◆ Work order
Retype the entries word for word, leaving nothing out.

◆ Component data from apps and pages
---+---

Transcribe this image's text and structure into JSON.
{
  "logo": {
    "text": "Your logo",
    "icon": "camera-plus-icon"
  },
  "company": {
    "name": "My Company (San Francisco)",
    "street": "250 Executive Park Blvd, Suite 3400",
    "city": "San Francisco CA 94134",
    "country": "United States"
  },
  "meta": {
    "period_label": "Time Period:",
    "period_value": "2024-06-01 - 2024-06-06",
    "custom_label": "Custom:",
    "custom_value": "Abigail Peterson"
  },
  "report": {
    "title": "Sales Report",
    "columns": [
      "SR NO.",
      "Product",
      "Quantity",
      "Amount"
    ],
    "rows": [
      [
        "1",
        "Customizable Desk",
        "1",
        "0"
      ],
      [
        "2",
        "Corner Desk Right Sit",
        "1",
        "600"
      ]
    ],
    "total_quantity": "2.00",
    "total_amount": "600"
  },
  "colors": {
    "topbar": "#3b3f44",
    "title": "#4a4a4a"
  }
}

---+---

◆ Result for this task
Transcribe this image's text and structure into JSON.
{
  "logo": {
    "text": "Your logo",
    "icon": "camera-plus-icon"
  },
  "company": {
    "name": "My Company (San Francisco)",
    "street": "250 Executive Park Blvd, Suite 3400",
    "city": "San Francisco CA 94134",
    "country": "United States"
  },
  "meta": {
    "period_label": "Time Period:",
    "period_value": "2024-06-01 - 2024-06-06",
    "custom_label": "Custom:",
    "custom_value": "Abigail Peterson"
  },
  "report": {
    "title": "Sales Report",
    "columns": [
      "SR NO.",
      "Product",
      "Quantity",
      "Amount"
    ],
    "rows": [
      [
        "1",
        "Customizable Desk",
        "1",
        "0"
      ],
      [
        "2",
        "Corner Desk Right Sit",
        "1",
        "600"
      ]
    ],
    "total_quantity": "2.00",
    "total_amount": "600"
  },
  "colors": {
    "topbar": "#3b3f44",
    "title": "#4a4a4a"
  }
}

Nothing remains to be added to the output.